Allograft survival was similar for FK 506 and CyA-treated African-American patients (Fig 1). There was no difference in waiting time, recent or highest panel reactive body (PRA), number of previous transplants, age or sex between these groups. There was likewise no difference in allograft survival when African-American patients were compared to whites. In this analysis all white patients and all African-American patients were pooled into their respective groups. There was also no significant difference in patient survival between races or between treatment protocols when all patients were pooled. In both analyses there was no difference in age, sex, waiting time, highest or PRA prior to transplantation (recent PRA), or allograft number.
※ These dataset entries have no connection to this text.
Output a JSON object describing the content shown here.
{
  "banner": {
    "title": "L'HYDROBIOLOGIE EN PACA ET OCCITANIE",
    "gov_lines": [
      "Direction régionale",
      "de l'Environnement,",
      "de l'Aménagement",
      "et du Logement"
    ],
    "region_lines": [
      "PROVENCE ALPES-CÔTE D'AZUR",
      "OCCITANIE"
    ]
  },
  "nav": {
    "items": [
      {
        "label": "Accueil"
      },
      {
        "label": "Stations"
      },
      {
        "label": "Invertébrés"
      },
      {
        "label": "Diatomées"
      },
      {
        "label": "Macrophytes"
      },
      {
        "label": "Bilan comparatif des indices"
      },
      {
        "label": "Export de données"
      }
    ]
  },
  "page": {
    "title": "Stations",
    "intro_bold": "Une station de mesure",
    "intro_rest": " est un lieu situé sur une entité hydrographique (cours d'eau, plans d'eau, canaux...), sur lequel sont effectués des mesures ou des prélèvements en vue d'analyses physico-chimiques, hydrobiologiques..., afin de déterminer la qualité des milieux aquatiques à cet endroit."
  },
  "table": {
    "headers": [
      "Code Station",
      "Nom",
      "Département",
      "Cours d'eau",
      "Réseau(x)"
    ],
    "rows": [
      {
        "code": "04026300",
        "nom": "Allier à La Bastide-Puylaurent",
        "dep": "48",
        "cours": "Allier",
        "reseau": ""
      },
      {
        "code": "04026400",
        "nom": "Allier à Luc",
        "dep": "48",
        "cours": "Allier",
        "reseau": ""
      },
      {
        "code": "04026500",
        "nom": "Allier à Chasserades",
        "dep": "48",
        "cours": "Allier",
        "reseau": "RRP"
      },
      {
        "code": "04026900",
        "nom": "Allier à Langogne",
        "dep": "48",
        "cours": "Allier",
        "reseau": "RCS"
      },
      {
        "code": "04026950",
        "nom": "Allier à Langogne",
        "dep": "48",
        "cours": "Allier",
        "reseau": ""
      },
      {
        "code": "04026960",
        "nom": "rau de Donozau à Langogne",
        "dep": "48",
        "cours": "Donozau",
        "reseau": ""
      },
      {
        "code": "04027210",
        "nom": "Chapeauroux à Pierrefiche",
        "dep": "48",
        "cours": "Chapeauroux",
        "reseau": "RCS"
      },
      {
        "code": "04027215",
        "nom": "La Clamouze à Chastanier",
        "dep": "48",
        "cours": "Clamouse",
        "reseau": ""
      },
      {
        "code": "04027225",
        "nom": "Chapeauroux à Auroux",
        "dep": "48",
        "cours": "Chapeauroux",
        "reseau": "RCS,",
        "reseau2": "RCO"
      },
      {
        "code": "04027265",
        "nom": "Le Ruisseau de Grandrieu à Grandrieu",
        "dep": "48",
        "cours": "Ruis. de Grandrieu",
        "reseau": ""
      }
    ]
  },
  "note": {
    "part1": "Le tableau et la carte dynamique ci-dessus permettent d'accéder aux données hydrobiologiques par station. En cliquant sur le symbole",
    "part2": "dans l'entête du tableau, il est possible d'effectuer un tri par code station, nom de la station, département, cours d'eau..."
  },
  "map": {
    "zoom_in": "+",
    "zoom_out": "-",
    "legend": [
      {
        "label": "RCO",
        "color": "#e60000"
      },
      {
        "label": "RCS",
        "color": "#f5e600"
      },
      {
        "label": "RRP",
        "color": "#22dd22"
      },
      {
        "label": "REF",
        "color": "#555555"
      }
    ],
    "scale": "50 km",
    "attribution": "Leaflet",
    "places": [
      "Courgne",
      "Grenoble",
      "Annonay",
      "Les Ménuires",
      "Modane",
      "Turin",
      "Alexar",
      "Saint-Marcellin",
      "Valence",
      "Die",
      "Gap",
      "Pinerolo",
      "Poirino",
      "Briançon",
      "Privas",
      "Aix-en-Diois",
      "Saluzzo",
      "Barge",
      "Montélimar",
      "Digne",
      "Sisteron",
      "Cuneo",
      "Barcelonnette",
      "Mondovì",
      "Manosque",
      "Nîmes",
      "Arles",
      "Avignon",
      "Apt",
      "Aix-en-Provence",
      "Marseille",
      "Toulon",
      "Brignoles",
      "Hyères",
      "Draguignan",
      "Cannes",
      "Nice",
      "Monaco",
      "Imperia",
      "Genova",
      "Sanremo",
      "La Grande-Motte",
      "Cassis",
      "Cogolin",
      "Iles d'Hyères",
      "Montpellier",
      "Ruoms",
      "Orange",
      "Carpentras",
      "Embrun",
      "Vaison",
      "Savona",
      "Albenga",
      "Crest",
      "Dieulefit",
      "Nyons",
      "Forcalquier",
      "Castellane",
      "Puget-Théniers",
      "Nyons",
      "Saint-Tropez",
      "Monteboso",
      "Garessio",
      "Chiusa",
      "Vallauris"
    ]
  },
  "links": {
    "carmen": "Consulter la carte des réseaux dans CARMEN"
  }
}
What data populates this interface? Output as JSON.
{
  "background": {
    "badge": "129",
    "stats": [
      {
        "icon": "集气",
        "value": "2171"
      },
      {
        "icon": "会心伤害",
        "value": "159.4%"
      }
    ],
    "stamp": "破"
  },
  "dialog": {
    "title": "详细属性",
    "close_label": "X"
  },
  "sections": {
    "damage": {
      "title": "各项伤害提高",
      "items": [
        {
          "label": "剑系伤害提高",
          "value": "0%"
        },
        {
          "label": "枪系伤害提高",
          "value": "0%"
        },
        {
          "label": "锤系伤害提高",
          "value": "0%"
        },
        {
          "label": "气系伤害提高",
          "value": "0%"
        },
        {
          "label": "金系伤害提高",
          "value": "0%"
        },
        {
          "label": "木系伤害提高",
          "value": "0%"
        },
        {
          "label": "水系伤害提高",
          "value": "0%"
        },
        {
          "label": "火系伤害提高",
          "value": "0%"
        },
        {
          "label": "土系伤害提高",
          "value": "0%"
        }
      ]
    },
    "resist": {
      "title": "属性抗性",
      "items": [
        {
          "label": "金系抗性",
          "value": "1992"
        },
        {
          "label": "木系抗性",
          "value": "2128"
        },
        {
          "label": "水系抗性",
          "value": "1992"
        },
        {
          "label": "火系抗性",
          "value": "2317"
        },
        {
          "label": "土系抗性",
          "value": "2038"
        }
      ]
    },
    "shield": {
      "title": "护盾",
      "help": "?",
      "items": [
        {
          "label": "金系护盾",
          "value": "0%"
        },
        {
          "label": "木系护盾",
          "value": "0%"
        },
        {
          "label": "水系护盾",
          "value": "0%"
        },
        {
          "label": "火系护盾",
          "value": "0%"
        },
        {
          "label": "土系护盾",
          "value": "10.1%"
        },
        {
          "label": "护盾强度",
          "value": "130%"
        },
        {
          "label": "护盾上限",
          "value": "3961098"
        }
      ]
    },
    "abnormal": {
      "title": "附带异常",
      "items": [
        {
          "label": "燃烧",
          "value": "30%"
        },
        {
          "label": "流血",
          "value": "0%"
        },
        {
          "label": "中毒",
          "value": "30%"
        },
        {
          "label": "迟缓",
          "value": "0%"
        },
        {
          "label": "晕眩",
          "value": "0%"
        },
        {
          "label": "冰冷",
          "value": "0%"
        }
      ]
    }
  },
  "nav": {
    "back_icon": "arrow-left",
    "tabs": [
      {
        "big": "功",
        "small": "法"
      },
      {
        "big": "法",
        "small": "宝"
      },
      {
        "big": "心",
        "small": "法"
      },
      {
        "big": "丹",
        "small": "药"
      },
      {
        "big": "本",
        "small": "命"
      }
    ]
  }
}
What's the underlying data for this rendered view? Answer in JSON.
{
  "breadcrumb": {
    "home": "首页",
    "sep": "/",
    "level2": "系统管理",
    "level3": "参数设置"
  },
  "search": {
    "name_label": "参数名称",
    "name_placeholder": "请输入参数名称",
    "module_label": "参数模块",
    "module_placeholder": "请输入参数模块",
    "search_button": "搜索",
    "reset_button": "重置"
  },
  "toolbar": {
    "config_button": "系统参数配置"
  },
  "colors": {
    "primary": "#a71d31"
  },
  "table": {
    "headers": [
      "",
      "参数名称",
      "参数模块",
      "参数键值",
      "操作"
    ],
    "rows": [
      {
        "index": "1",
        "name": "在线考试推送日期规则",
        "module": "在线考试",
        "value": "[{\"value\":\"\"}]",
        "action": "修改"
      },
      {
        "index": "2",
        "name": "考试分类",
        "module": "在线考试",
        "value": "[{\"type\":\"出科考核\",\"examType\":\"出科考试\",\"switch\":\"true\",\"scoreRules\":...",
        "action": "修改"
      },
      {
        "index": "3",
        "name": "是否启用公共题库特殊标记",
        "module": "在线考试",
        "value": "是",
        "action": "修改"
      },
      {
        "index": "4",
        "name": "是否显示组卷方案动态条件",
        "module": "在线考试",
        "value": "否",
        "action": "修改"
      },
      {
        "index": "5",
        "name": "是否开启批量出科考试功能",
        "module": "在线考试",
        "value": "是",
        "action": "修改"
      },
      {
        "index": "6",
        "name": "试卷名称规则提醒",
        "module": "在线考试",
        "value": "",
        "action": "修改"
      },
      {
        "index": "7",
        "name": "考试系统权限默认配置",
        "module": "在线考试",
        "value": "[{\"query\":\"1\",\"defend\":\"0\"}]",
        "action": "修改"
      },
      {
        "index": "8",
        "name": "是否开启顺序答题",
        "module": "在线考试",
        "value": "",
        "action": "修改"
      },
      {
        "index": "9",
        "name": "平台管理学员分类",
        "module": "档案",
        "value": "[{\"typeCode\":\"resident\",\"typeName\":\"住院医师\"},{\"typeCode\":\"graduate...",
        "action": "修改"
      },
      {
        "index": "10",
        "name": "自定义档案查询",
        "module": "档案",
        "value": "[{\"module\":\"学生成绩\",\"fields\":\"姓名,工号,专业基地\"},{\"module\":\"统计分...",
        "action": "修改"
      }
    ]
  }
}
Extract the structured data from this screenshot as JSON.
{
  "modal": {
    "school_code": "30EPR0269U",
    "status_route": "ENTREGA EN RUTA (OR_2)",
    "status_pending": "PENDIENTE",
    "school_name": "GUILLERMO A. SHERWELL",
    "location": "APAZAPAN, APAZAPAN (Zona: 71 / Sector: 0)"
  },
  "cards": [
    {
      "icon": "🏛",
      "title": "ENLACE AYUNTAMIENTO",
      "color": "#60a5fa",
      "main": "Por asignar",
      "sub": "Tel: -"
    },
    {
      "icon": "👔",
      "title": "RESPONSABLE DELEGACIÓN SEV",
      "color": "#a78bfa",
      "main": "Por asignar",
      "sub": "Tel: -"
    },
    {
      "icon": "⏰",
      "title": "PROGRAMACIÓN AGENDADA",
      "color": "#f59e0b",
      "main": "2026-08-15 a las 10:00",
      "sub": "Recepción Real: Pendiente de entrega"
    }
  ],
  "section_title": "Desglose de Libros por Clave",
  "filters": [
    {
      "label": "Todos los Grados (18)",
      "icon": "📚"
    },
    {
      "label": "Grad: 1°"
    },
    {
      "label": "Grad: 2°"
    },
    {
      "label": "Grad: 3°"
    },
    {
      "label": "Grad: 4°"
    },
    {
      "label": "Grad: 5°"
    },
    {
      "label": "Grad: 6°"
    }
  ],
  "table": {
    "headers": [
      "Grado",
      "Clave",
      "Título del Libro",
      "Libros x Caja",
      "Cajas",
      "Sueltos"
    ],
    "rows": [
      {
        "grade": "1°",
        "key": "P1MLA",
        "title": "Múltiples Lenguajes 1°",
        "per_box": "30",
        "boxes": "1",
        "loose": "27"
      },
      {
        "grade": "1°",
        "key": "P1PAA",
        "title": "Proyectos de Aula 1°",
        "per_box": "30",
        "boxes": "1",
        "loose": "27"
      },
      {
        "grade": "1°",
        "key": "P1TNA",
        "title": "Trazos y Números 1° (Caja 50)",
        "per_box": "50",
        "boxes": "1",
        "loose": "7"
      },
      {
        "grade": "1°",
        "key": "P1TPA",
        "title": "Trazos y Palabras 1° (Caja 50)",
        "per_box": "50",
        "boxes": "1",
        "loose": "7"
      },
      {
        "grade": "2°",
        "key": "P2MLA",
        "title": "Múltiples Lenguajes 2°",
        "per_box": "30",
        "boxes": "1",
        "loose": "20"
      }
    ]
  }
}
Cox regression modeling was used to determine the variables that predicted allograft survival. The following variables were considered: age, sex, race, native kidney diagnosis, highest PRA, recent PRA, cadaveric vs living related, allograft number, and immunosuppression protocol. The only variable that improved the model, of those listed, was recent PRA. Importantly, race was not a significant factor in predicting allograft survival.
Race has been implicated as a major predictor of allograft survival in renal transplantation. Studies conducted during the last decade have not universally found this to be true. The concept of center effect has grown from this variability. Center effect does not, however, explain the reasons for these differences. Most investigators have found socioeconomic factors to be important and may predominate. Immunologic factors have also been implicated. Some investigators have suggested that enhanced immunosuppression may be required in African-Americans given the genetic differences between these recipients and their white donors. FK 506, a more potent immunosuppressant, would seem to be an ideal choice if the latter hypothesis were true. We have found, however, no difference in allograft survival between FK 506-treated patients and their Cy A counterparts. Likewise, there was no difference in allograft survival between African-Americans and whites in this study. These data suggest that, at least in this center, any differences in immunologic or socioeconomic factors were not sufficient to reduce the long-term outcome of renal transplantation in African-Americans.